[Required action]
An exact copy of the listing below is needed, with no pictures in it.

[Data]
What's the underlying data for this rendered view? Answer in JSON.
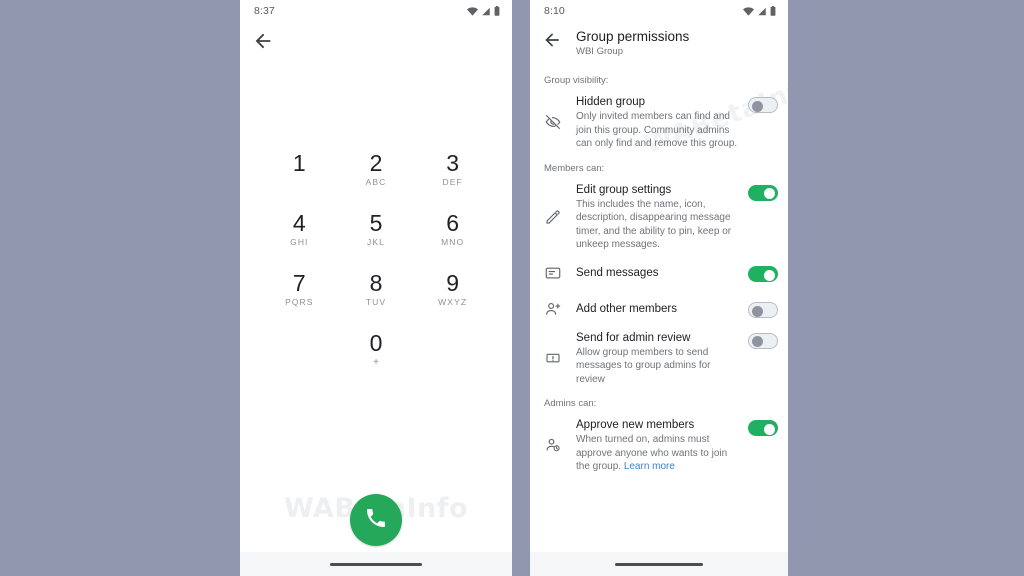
{
  "left_phone": {
    "status_bar": {
      "time": "8:37",
      "icons": [
        "wifi-icon",
        "signal-icon",
        "battery-icon"
      ]
    },
    "back_button": "back-arrow-icon",
    "watermark": "WABetaInfo",
    "keypad": [
      {
        "num": "1",
        "sub": ""
      },
      {
        "num": "2",
        "sub": "ABC"
      },
      {
        "num": "3",
        "sub": "DEF"
      },
      {
        "num": "4",
        "sub": "GHI"
      },
      {
        "num": "5",
        "sub": "JKL"
      },
      {
        "num": "6",
        "sub": "MNO"
      },
      {
        "num": "7",
        "sub": "PQRS"
      },
      {
        "num": "8",
        "sub": "TUV"
      },
      {
        "num": "9",
        "sub": "WXYZ"
      },
      {
        "num": "0",
        "sub": "+"
      }
    ],
    "call_button": {
      "icon": "phone-icon",
      "color": "#25a85a"
    }
  },
  "right_phone": {
    "status_bar": {
      "time": "8:10",
      "icons": [
        "wifi-icon",
        "signal-icon",
        "battery-icon"
      ]
    },
    "app_bar": {
      "back": "back-arrow-icon",
      "title": "Group permissions",
      "subtitle": "WBI Group"
    },
    "watermark": "WABetaInfo",
    "sections": [
      {
        "label": "Group visibility:",
        "rows": [
          {
            "icon": "eye-off-icon",
            "title": "Hidden group",
            "desc": "Only invited members can find and join this group. Community admins can only find and remove this group.",
            "toggle": "off"
          }
        ]
      },
      {
        "label": "Members can:",
        "rows": [
          {
            "icon": "pencil-icon",
            "title": "Edit group settings",
            "desc": "This includes the name, icon, description, disappearing message timer, and the ability to pin, keep or unkeep messages.",
            "toggle": "on"
          },
          {
            "icon": "message-icon",
            "title": "Send messages",
            "desc": "",
            "toggle": "on"
          },
          {
            "icon": "person-add-icon",
            "title": "Add other members",
            "desc": "",
            "toggle": "off"
          },
          {
            "icon": "review-icon",
            "title": "Send for admin review",
            "desc": "Allow group members to send messages to group admins for review",
            "toggle": "off"
          }
        ]
      },
      {
        "label": "Admins can:",
        "rows": [
          {
            "icon": "person-approve-icon",
            "title": "Approve new members",
            "desc": "When turned on, admins must approve anyone who wants to join the group. ",
            "link": "Learn more",
            "toggle": "on"
          }
        ]
      }
    ]
  },
  "colors": {
    "background": "#9197ae",
    "accent_green": "#1fb161",
    "call_green": "#25a85a",
    "link_blue": "#3b7fd4"
  }
}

[Exercise result]
What's the underlying data for this rendered view? Answer in JSON.
{
  "left_phone": {
    "status_bar": {
      "time": "8:37",
      "icons": [
        "wifi-icon",
        "signal-icon",
        "battery-icon"
      ]
    },
    "back_button": "back-arrow-icon",
    "watermark": "WABetaInfo",
    "keypad": [
      {
        "num": "1",
        "sub": ""
      },
      {
        "num": "2",
        "sub": "ABC"
      },
      {
        "num": "3",
        "sub": "DEF"
      },
      {
        "num": "4",
        "sub": "GHI"
      },
      {
        "num": "5",
        "sub": "JKL"
      },
      {
        "num": "6",
        "sub": "MNO"
      },
      {
        "num": "7",
        "sub": "PQRS"
      },
      {
        "num": "8",
        "sub": "TUV"
      },
      {
        "num": "9",
        "sub": "WXYZ"
      },
      {
        "num": "0",
        "sub": "+"
      }
    ],
    "call_button": {
      "icon": "phone-icon",
      "color": "#25a85a"
    }
  },
  "right_phone": {
    "status_bar": {
      "time": "8:10",
      "icons": [
        "wifi-icon",
        "signal-icon",
        "battery-icon"
      ]
    },
    "app_bar": {
      "back": "back-arrow-icon",
      "title": "Group permissions",
      "subtitle": "WBI Group"
    },
    "watermark": "WABetaInfo",
    "sections": [
      {
        "label": "Group visibility:",
        "rows": [
          {
            "icon": "eye-off-icon",
            "title": "Hidden group",
            "desc": "Only invited members can find and join this group. Community admins can only find and remove this group.",
            "toggle": "off"
          }
        ]
      },
      {
        "label": "Members can:",
        "rows": [
          {
            "icon": "pencil-icon",
            "title": "Edit group settings",
            "desc": "This includes the name, icon, description, disappearing message timer, and the ability to pin, keep or unkeep messages.",
            "toggle": "on"
          },
          {
            "icon": "message-icon",
            "title": "Send messages",
            "desc": "",
            "toggle": "on"
          },
          {
            "icon": "person-add-icon",
            "title": "Add other members",
            "desc": "",
            "toggle": "off"
          },
          {
            "icon": "review-icon",
            "title": "Send for admin review",
            "desc": "Allow group members to send messages to group admins for review",
            "toggle": "off"
          }
        ]
      },
      {
        "label": "Admins can:",
        "rows": [
          {
            "icon": "person-approve-icon",
            "title": "Approve new members",
            "desc": "When turned on, admins must approve anyone who wants to join the group. ",
            "link": "Learn more",
            "toggle": "on"
          }
        ]
      }
    ]
  },
  "colors": {
    "background": "#9197ae",
    "accent_green": "#1fb161",
    "call_green": "#25a85a",
    "link_blue": "#3b7fd4"
  }
}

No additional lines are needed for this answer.